Task directions:
Quote each line of the material verbatim, without the pictures.

Records supplied:

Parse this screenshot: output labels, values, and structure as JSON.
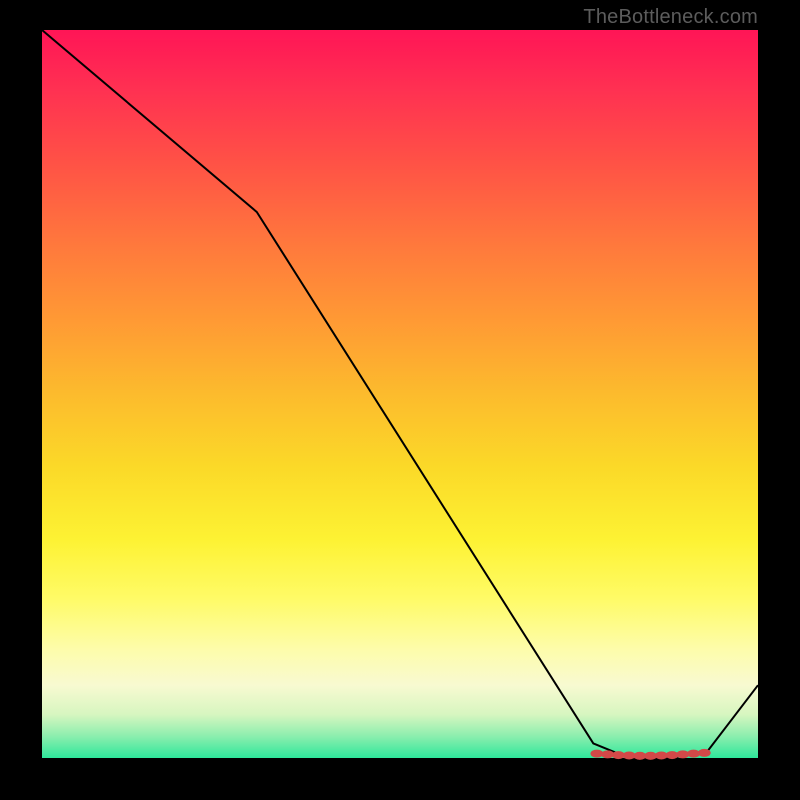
{
  "credit": "TheBottleneck.com",
  "chart_data": {
    "type": "line",
    "title": "",
    "xlabel": "",
    "ylabel": "",
    "xlim": [
      0,
      100
    ],
    "ylim": [
      0,
      100
    ],
    "grid": false,
    "legend": false,
    "series": [
      {
        "name": "curve",
        "color": "#000000",
        "x": [
          0,
          30,
          77,
          82,
          88,
          93,
          100
        ],
        "values": [
          100,
          75,
          2,
          0,
          0,
          1,
          10
        ]
      },
      {
        "name": "highlight-markers",
        "color": "#d34848",
        "marker": true,
        "x": [
          77.5,
          79,
          80.5,
          82,
          83.5,
          85,
          86.5,
          88,
          89.5,
          91,
          92.5
        ],
        "values": [
          0.6,
          0.5,
          0.4,
          0.35,
          0.3,
          0.3,
          0.35,
          0.4,
          0.5,
          0.6,
          0.7
        ]
      }
    ]
  }
}
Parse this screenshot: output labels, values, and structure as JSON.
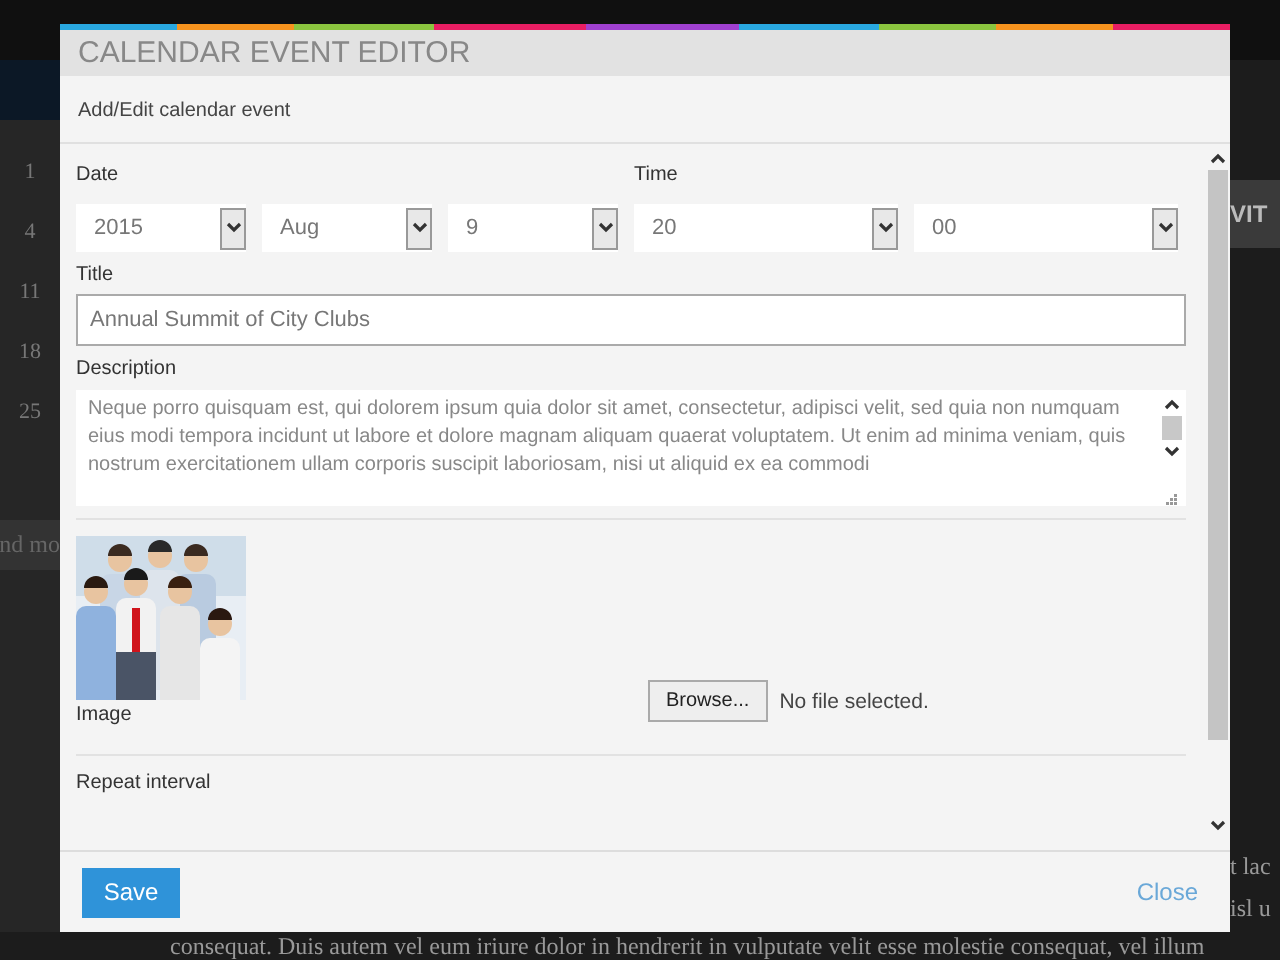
{
  "backdrop": {
    "calendar_days": [
      "1",
      "4",
      "11",
      "18",
      "25"
    ],
    "link_fragment": "nd mo",
    "heading_fragment": "VIT",
    "text_fragments": [
      "t lac",
      "isl u"
    ],
    "footer_text": "consequat. Duis autem vel eum iriure dolor in hendrerit in vulputate velit esse molestie consequat, vel illum"
  },
  "dialog": {
    "title": "CALENDAR EVENT EDITOR",
    "subtitle": "Add/Edit calendar event",
    "form": {
      "date_label": "Date",
      "date_selects": [
        {
          "value": "2015"
        },
        {
          "value": "Aug"
        },
        {
          "value": "9"
        }
      ],
      "time_label": "Time",
      "time_selects": [
        {
          "value": "20"
        },
        {
          "value": "00"
        }
      ],
      "title_label": "Title",
      "title_value": "Annual Summit of City Clubs",
      "description_label": "Description",
      "description_value": "Neque porro quisquam est, qui dolorem ipsum quia dolor sit amet, consectetur, adipisci velit, sed quia non numquam eius modi tempora incidunt ut labore et dolore magnam aliquam quaerat voluptatem. Ut enim ad minima veniam, quis nostrum exercitationem ullam corporis suscipit laboriosam, nisi ut aliquid ex ea commodi",
      "image_label": "Image",
      "browse_button": "Browse...",
      "file_status": "No file selected.",
      "repeat_label": "Repeat interval"
    },
    "buttons": {
      "save": "Save",
      "close": "Close"
    }
  }
}
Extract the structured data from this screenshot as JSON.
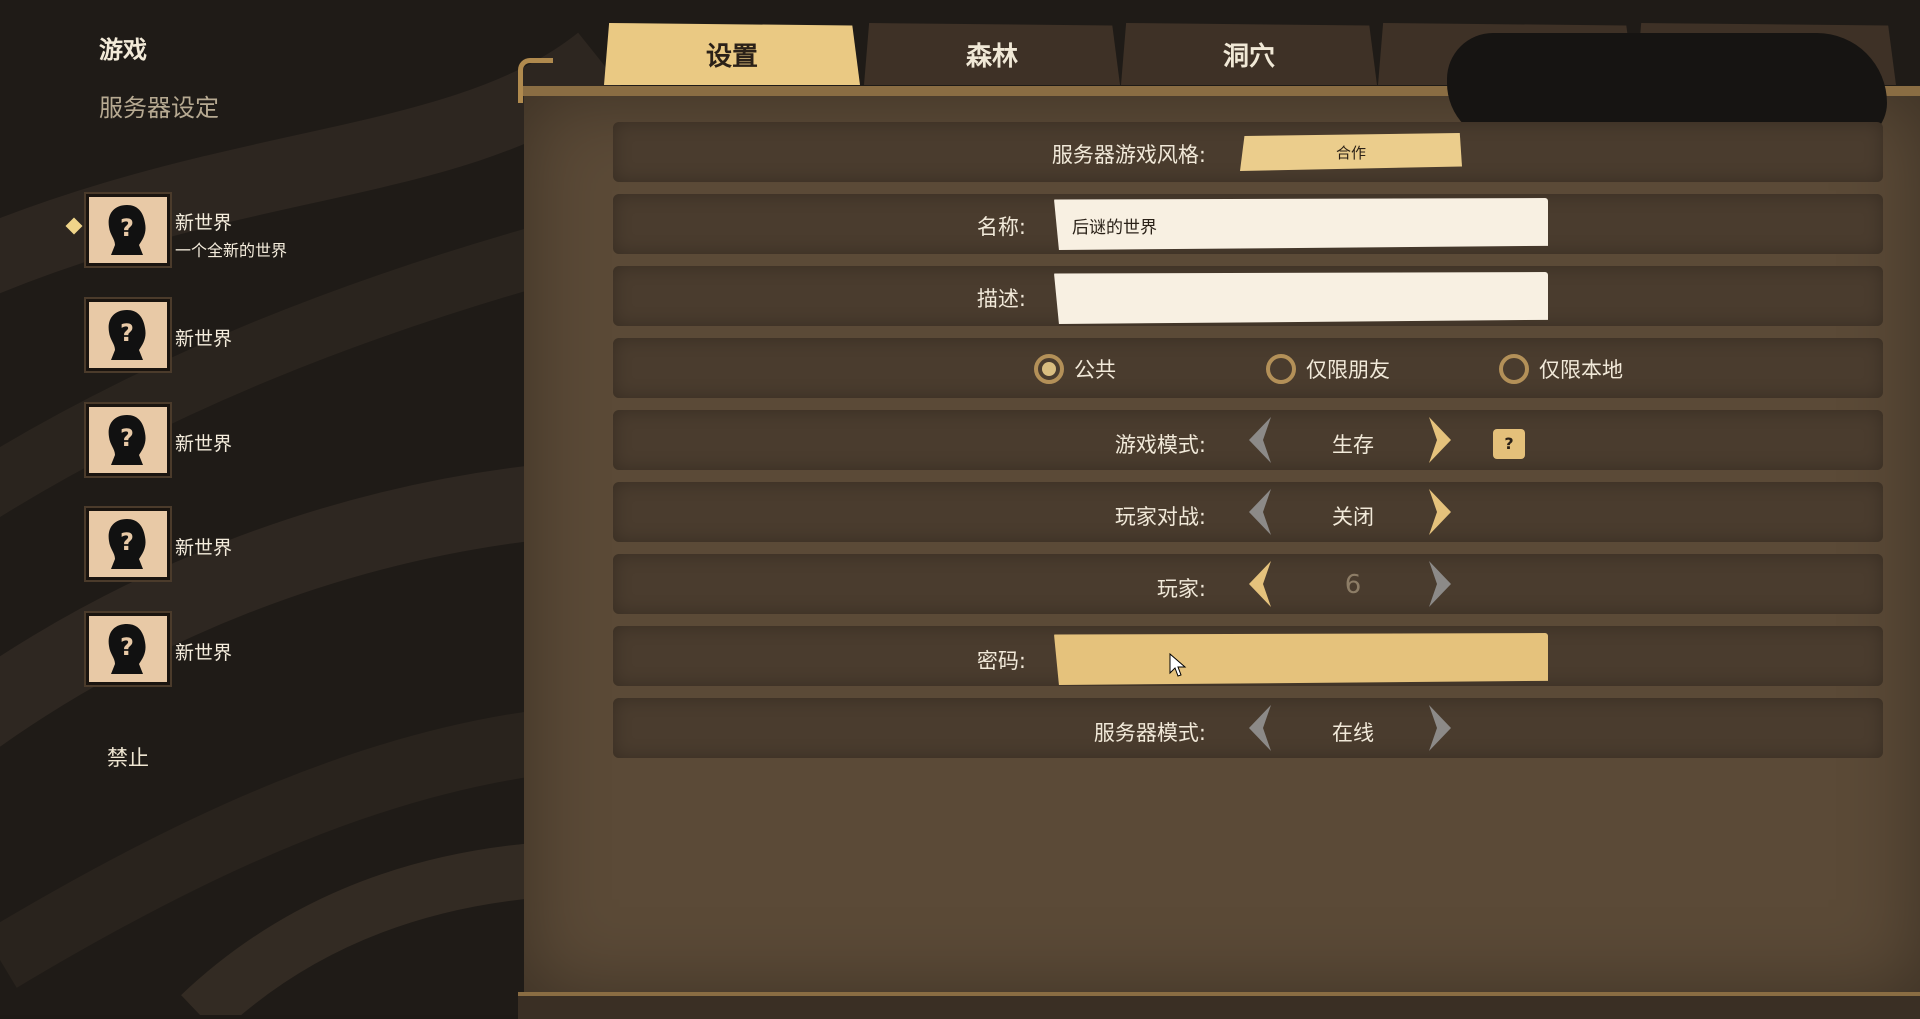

Problem solution:
Parse this screenshot: output labels, values, and structure as JSON.
{
  "credit": "TheBottleneck.com",
  "chart_data": {
    "type": "line",
    "title": "",
    "xlabel": "",
    "ylabel": "",
    "xlim": [
      0,
      100
    ],
    "ylim": [
      0,
      100
    ],
    "grid": false,
    "legend": false,
    "series": [
      {
        "name": "curve",
        "color": "#000000",
        "x": [
          0,
          30,
          77,
          82,
          88,
          93,
          100
        ],
        "values": [
          100,
          75,
          2,
          0,
          0,
          1,
          10
        ]
      },
      {
        "name": "highlight-markers",
        "color": "#d34848",
        "marker": true,
        "x": [
          77.5,
          79,
          80.5,
          82,
          83.5,
          85,
          86.5,
          88,
          89.5,
          91,
          92.5
        ],
        "values": [
          0.6,
          0.5,
          0.4,
          0.35,
          0.3,
          0.3,
          0.35,
          0.4,
          0.5,
          0.6,
          0.7
        ]
      }
    ]
  }
}
Parse this screenshot: output labels, values, and structure as JSON.
{
  "backdrop": {
    "calendar_days": [
      "1",
      "4",
      "11",
      "18",
      "25"
    ],
    "link_fragment": "nd mo",
    "heading_fragment": "VIT",
    "text_fragments": [
      "t lac",
      "isl u"
    ],
    "footer_text": "consequat. Duis autem vel eum iriure dolor in hendrerit in vulputate velit esse molestie consequat, vel illum"
  },
  "dialog": {
    "title": "CALENDAR EVENT EDITOR",
    "subtitle": "Add/Edit calendar event",
    "form": {
      "date_label": "Date",
      "date_selects": [
        {
          "value": "2015"
        },
        {
          "value": "Aug"
        },
        {
          "value": "9"
        }
      ],
      "time_label": "Time",
      "time_selects": [
        {
          "value": "20"
        },
        {
          "value": "00"
        }
      ],
      "title_label": "Title",
      "title_value": "Annual Summit of City Clubs",
      "description_label": "Description",
      "description_value": "Neque porro quisquam est, qui dolorem ipsum quia dolor sit amet, consectetur, adipisci velit, sed quia non numquam eius modi tempora incidunt ut labore et dolore magnam aliquam quaerat voluptatem. Ut enim ad minima veniam, quis nostrum exercitationem ullam corporis suscipit laboriosam, nisi ut aliquid ex ea commodi",
      "image_label": "Image",
      "browse_button": "Browse...",
      "file_status": "No file selected.",
      "repeat_label": "Repeat interval"
    },
    "buttons": {
      "save": "Save",
      "close": "Close"
    }
  }
}
Extract the structured data from this screenshot as JSON.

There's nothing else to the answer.